Grassing over Smailholm roof problem

Historic Scotland workers putting a clay block based roof on Smailholm Tower.
Historic Scotland workers putting a clay block based roof on Smailholm Tower.

GRASS is being used to provide a watertight roof for historic Smailholm Tower, writes Bob Burgess.

Leaks at the 15th century stone-built former stronghold were threatening exhibits housed in the tower which is a major tourist attraction – especially for fans of the writer Sir Walter Scott.

Historic Scotland workers putting a clay block based roof on Smailholm Tower.

Historic Scotland workers putting a clay block based roof on Smailholm Tower.

Scott spent his early years battling illness in Sandyknowe Farm next to the tower which was owned by the Scott family.

Scott’s later writings were said to have been inspired by Smailholm and the surrounding Borderland.

The tower now houses an exhibition of tapestries and dolls drawing on the works of the novelist and poet.

But the leaking roof threatened to damage the exhibits and two years ago experts began testing two types of “living roofs” to prevent water seaping through the stone flag roof.

Sir Henry Raeburn. Portrait of Sir Walter Scott 1771 - 1832. Novelist and Poet. 1822.

Sir Henry Raeburn. Portrait of Sir Walter Scott 1771 - 1832. Novelist and Poet. 1822.

On Monday, workers moved in to begin the protection process. A layer of clay is being applied and grass and sedum seeds planted.

In about four weeks, the roof will have a complete protective covering of grass which bosses at Historic Scotland – who administer the tower – hope will solve the problem.

Peter Ranson, district architect with Historic Scotland said: “This will considerably reduce the amount of water penetrating the roof and is also energy efficient. We have also seen old photographs which show that a thin covering of vegetation once grew naturally on the masonry top of the tower.

“Over recent years, heavy rain has caused water to get into the roof. This is a problem because of the effect on its timber structural elements and the potential damage to the exhibition.”

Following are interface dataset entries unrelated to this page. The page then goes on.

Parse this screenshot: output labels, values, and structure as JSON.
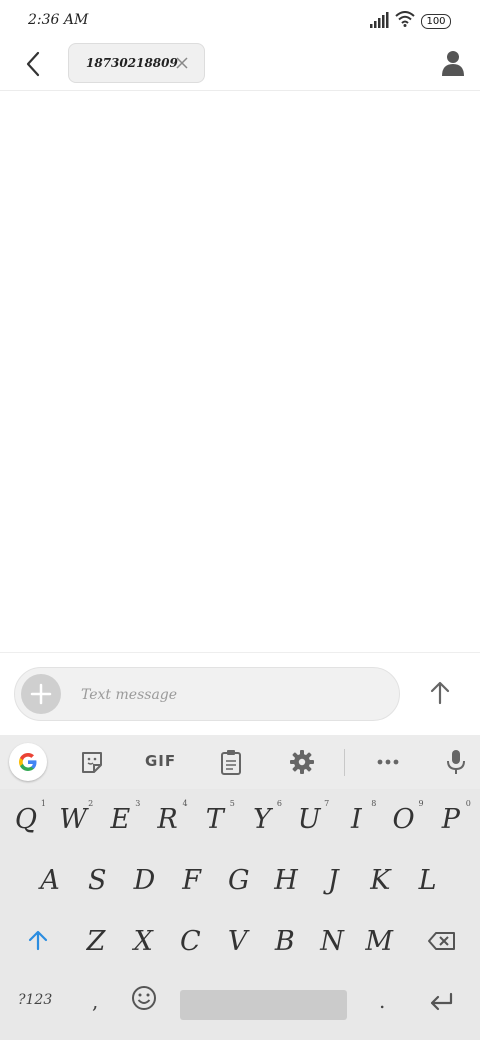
{
  "status_bar": {
    "time": "2:36 AM",
    "battery": "100"
  },
  "header": {
    "recipient": "18730218809"
  },
  "compose": {
    "placeholder": "Text message"
  },
  "keyboard": {
    "gif_label": "GIF",
    "symbols_label": "?123",
    "comma": ",",
    "period": ".",
    "row1": [
      "Q",
      "W",
      "E",
      "R",
      "T",
      "Y",
      "U",
      "I",
      "O",
      "P"
    ],
    "row1_hints": [
      "1",
      "2",
      "3",
      "4",
      "5",
      "6",
      "7",
      "8",
      "9",
      "0"
    ],
    "row2": [
      "A",
      "S",
      "D",
      "F",
      "G",
      "H",
      "J",
      "K",
      "L"
    ],
    "row3": [
      "Z",
      "X",
      "C",
      "V",
      "B",
      "N",
      "M"
    ]
  },
  "colors": {
    "accent_shift": "#2b8de0",
    "icon_gray": "#666666"
  }
}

Historic Scotland says the clay and grass roof can be removed if it does not solve the problem.

§ Smailholm Tower was built by the Pringles in the first half of the 15th century. This prominent Border family were squires of the Earl of Douglas and this cosiness secured the family the money-making job as Warden of Ettrick Forest.

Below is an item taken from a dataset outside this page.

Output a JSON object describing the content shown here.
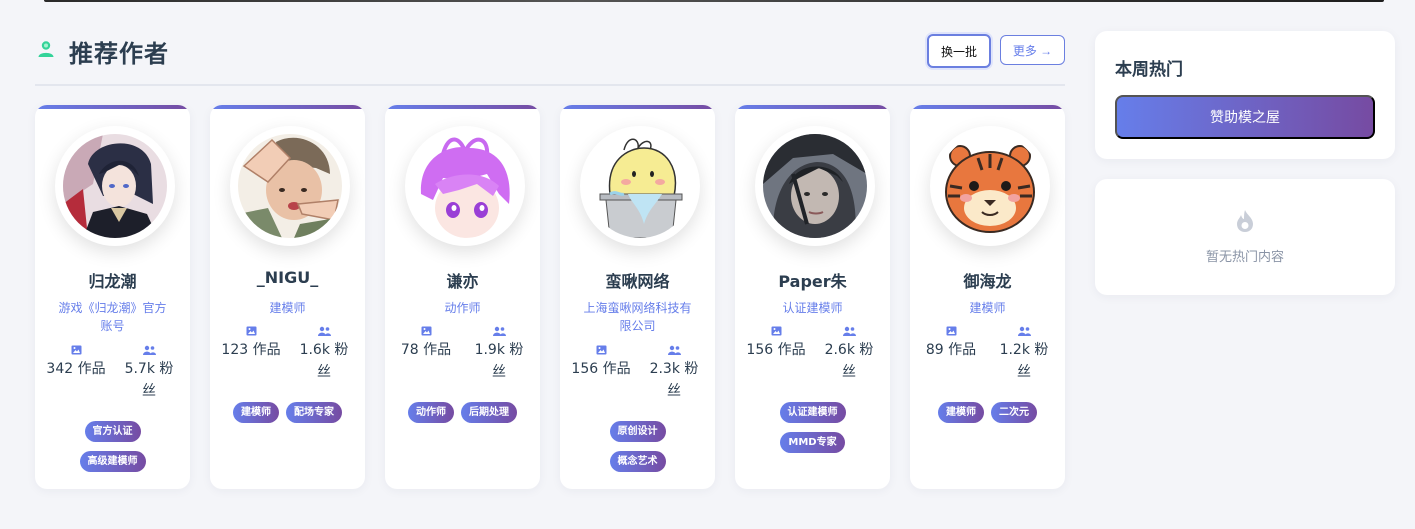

§ The family’s prominence was not enough to protect them from reiving. Northumberland knaves made off with 700 cattle and 100 horses in 1544 alone.

§ Continued bother persuaded the Pringles to flit to Galashiels and in 1645 the tower and surrounding lads were bought by the Scotts of Harden. It was leased to Sir Walter Scott’s great-grand father, Walter – known as Beardie

§ The tower house stands 65 feet (20m) high atop a rocky crag and its walls are nine feet (2.5m) thick. Its barmkin (courtyard) defensive wall is seven feet (2m) thick. Excavations between 1979 and 1981 uncovered foundations of a kitchen and outer hall.

§ The tower house consists of cellars, a first floor hall, second floor bedroom and extra chambers on the top floor. On a clear day, Bamburgh Castle can been seen, 33 miles away on the Northumberland coast

§ The infant who was to become writer, sheriff of Selkirkshire and probably Scotland’s first tourism promoter, was a sickly child. He was born in 1771 in Edinburgh and was sent to Sandyknowe Farm – which lay below the tower and which had replaced it as the Border Scott’s family home – when he was 18 months

§ Historians say it was here that the young Scott was enthralled by tales of the Borderland that fired his imagination and inspired his later writings – including his Minstrelsy of the Scottish Borders published in 1802

§ Scott described Smailholm Tower as “standing start and upright like a warden”. He paid what is said to have been emotional visit to Smailholm in 1831 – the year before he died at Abbotsford House

§ Smailholm Tower is administered by Historic Scotland and is open every day, 9.30am-5.30pm April 1 toSeptember 30, but only at weekends between October and March (9.30am-4.30pm).